Guest post by Matt Blythe and Grzegorz Marecki, 2 of the 4 co-founders of Continuum Industries, the UK’s first start-up focussed on implementing hyperloop technology.
The UK government recently released a call for evidence on how automation, data and connectivity, cleaner transport, new modes and shared mobility will change the way people and goods move in the future, to understand how the UK can take full advantage of each of these trends.
So, what do these words mean to most people?
Greater usage of ride-sharing apps, electric vehicles and the introduction of self-driving cars on our roads perhaps.
For us though, it means something even more disruptive: a new mode of mass transport that could compete with air and rail travel called hyperloop.
What is a hyperloop?
Hyperloop is a high-speed ground-based transportation system that carries passengers or freight in autonomous, bus-sized vehicles known as pods.
It works by moving the pods within a network of low-pressure tubes with magnetic levitation and electromagnetic propulsion to minimise aerodynamic drag and reduce wear and tear, allowing the pods to travel at speeds of around 1,000kph.
Once the technology is proven at large scale and certified for commercial use then it will do more than just cut journey times.
For a country the size of the UK, it will reduce travel between most cities to less than one hour, allowing more and more individuals to live in areas with affordable housing and access better paid jobs without the need to relocate.
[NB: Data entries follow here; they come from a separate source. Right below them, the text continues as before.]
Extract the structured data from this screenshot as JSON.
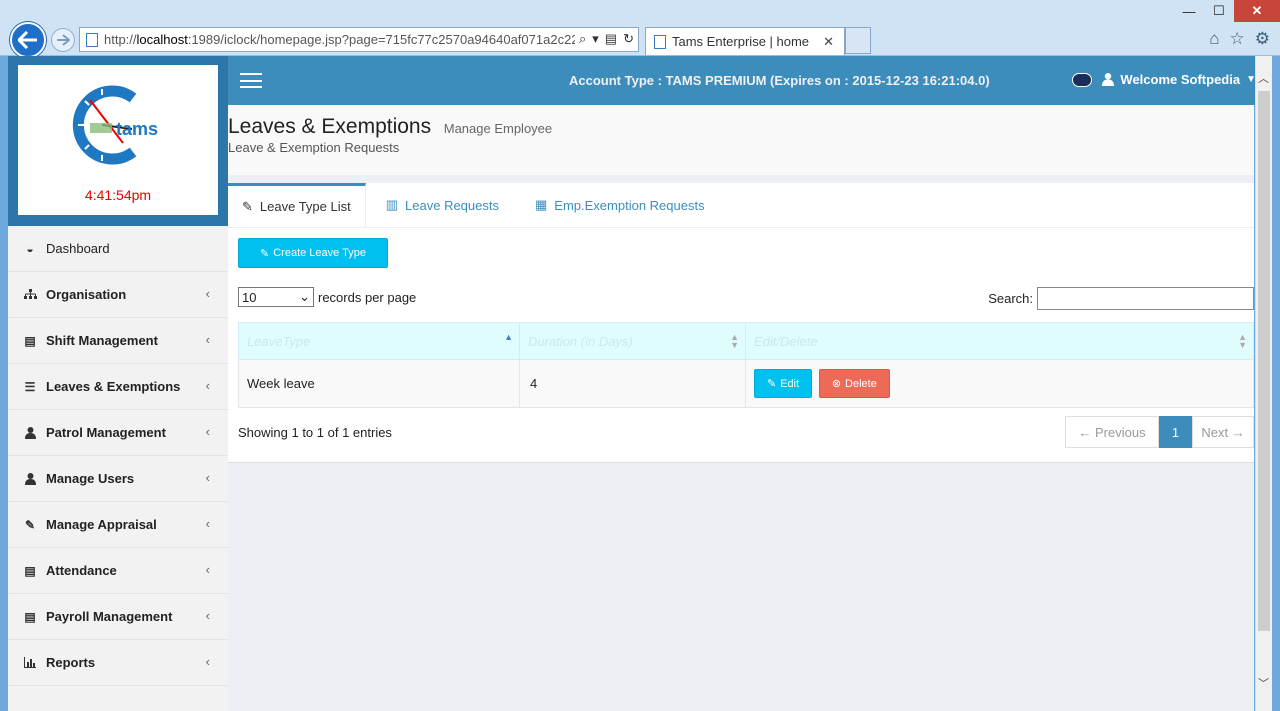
{
  "browser": {
    "url_prefix": "http://",
    "url_host": "localhost",
    "url_rest": ":1989/iclock/homepage.jsp?page=715fc77c2570a94640af071a2c22a61f&s",
    "tab_title": "Tams Enterprise | home"
  },
  "sidebar": {
    "logo_text": "tams",
    "clock_time": "4:41:54pm",
    "items": [
      {
        "label": "Dashboard",
        "icon": "dashboard-icon"
      },
      {
        "label": "Organisation",
        "icon": "sitemap-icon"
      },
      {
        "label": "Shift Management",
        "icon": "list-icon"
      },
      {
        "label": "Leaves & Exemptions",
        "icon": "bars-icon"
      },
      {
        "label": "Patrol Management",
        "icon": "user-icon"
      },
      {
        "label": "Manage Users",
        "icon": "user-icon"
      },
      {
        "label": "Manage Appraisal",
        "icon": "edit-icon"
      },
      {
        "label": "Attendance",
        "icon": "list-icon"
      },
      {
        "label": "Payroll Management",
        "icon": "list-icon"
      },
      {
        "label": "Reports",
        "icon": "bar-chart-icon"
      }
    ]
  },
  "topbar": {
    "account_text": "Account Type : TAMS PREMIUM (Expires on : 2015-12-23 16:21:04.0)",
    "welcome": "Welcome Softpedia"
  },
  "page": {
    "title": "Leaves & Exemptions",
    "subtitle": "Manage Employee",
    "breadcrumb": "Leave & Exemption Requests"
  },
  "tabs": [
    {
      "label": "Leave Type List",
      "active": true
    },
    {
      "label": "Leave Requests",
      "active": false
    },
    {
      "label": "Emp.Exemption Requests",
      "active": false
    }
  ],
  "toolbar": {
    "create_label": "Create Leave Type",
    "length_value": "10",
    "length_suffix": "records per page",
    "search_label": "Search:"
  },
  "table": {
    "columns": [
      "LeaveType",
      "Duration (in Days)",
      "Edit/Delete"
    ],
    "rows": [
      {
        "leave_type": "Week leave",
        "duration": "4",
        "edit_label": "Edit",
        "delete_label": "Delete"
      }
    ]
  },
  "footer": {
    "info": "Showing 1 to 1 of 1 entries",
    "prev": "← Previous",
    "page": "1",
    "next": "Next →"
  },
  "colors": {
    "primary": "#3c8dbc",
    "info": "#00c0ef",
    "danger": "#ed6a58",
    "clock": "#ee0000"
  }
}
(The Northern Arc – one of the winning UK hyperloop routes proposed for the Hyperloop One Global Challenge. Credit: Ryder Architecture, Arup and KPMG. Read a transcript of the video.).
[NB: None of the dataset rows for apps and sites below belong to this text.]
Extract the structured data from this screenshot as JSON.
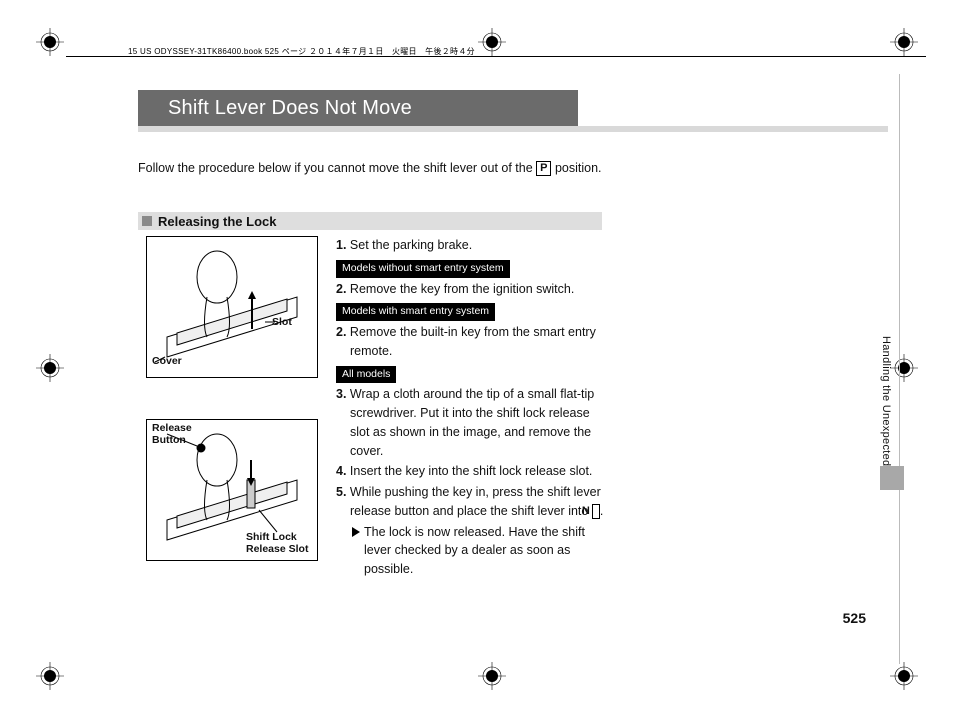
{
  "header_text": "15 US ODYSSEY-31TK86400.book  525 ページ   ２０１４年７月１日　火曜日　午後２時４分",
  "title": "Shift Lever Does Not Move",
  "intro_pre": "Follow the procedure below if you cannot move the shift lever out of the ",
  "intro_boxed": "P",
  "intro_post": " position.",
  "subheading": "Releasing the Lock",
  "callouts": {
    "slot": "Slot",
    "cover": "Cover",
    "release_button": "Release Button",
    "shift_lock_release_slot": "Shift Lock Release Slot"
  },
  "tags": {
    "without_smart": "Models without smart entry system",
    "with_smart": "Models with smart entry system",
    "all_models": "All models"
  },
  "steps": {
    "s1": "Set the parking brake.",
    "s2a": "Remove the key from the ignition switch.",
    "s2b": "Remove the built-in key from the smart entry remote.",
    "s3": "Wrap a cloth around the tip of a small flat-tip screwdriver. Put it into the shift lock release slot as shown in the image, and remove the cover.",
    "s4": "Insert the key into the shift lock release slot.",
    "s5_pre": "While pushing the key in, press the shift lever release button and place the shift lever into ",
    "s5_boxed": "N",
    "s5_post": ".",
    "s5_sub": "The lock is now released. Have the shift lever checked by a dealer as soon as possible."
  },
  "side_tab": "Handling the Unexpected",
  "page_number": "525"
}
Granted, this technology is at least 10 to 15 years away from reaching the masses, but a number of companies have already raised close to $1 billion to develop and test the concept.
The largest company in the field is US-based, Virgin Hyperloop One, which is currently involved in several feasibility studies for commercial hyperloop routes in the USA and other countries. It is also due to start construction of a large test track in India soon, with the aim to certify the technology for freight and passenger applications by the mid 2020s.
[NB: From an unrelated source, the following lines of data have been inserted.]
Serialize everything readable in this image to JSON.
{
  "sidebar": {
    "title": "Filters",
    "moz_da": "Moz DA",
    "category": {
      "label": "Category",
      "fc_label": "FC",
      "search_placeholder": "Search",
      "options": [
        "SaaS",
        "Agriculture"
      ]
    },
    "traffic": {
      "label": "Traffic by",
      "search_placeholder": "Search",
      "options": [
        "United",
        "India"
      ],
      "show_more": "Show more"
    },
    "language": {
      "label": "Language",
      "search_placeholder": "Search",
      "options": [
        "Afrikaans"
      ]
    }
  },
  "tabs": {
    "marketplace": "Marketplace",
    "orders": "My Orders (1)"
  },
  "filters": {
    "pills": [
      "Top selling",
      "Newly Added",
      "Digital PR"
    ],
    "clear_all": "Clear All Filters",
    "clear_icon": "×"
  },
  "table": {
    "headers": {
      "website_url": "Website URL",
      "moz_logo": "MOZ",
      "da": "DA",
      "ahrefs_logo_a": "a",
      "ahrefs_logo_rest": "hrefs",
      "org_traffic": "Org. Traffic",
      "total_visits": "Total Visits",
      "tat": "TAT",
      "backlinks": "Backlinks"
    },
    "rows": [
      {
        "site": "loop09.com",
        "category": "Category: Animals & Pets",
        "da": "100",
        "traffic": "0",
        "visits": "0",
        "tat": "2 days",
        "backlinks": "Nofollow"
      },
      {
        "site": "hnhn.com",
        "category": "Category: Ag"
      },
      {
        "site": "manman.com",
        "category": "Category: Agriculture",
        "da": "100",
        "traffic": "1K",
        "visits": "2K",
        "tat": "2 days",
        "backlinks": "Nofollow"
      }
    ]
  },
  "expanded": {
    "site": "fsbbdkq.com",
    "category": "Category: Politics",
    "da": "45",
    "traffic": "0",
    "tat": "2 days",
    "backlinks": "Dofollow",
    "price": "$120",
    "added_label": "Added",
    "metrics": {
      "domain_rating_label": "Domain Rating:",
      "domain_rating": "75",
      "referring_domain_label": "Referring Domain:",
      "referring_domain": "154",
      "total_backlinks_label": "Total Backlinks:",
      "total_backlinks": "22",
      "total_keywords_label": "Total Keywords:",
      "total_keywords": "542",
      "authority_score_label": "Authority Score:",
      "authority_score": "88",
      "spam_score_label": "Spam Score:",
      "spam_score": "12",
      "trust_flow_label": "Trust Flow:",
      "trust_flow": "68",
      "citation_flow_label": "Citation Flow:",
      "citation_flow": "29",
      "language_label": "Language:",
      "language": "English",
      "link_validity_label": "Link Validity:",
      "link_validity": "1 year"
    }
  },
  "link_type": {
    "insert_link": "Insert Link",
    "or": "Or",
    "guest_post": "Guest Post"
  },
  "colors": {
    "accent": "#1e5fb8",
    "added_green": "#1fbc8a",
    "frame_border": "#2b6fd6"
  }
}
Meanwhile, a number of other companies in Canada, Netherlands, Poland and Spain are developing their own versions of hyperloop technology and planning testing facilities, with considerable financial and political support from their own governments in some cases.
Global race with opportunities for UK industries
In other words, there is now a global technology race on to establish a standard for hyperloop technology.
For the UK, the most immediate opportunity is in leveraging its strengths in the aerospace, automotive, construction, engineering, infrastructure consultancy and research industries to contribute to the development and commercialisation of the technology in other countries.
The Transport Systems Catapult has already assessed this in some detail and outlined a series of broad initiatives that the UK government could undertake to position UK industry for these opportunities, and better understand the potential for a hyperloop in the UK.
We also see overlap in research between high-speed rail and hyperloop technology in areas such as tunnelling, digital signalling, traffic control and other control systems which could be coordinated through the UK’s newly established rail research centres of excellence.
Our own company, Continuum Industries, is the first UK company dedicated to pushing the hyperloop technology from concept to implementation.
Our goal is to create the first-of-its-kind ‘digital super-twin’ of hyperloop. We hope that our software will cut technology development times and costs as well as support hyperloop project delivery over the entire lifecycle by optimising hyperloop system design, supply chain integration and operations.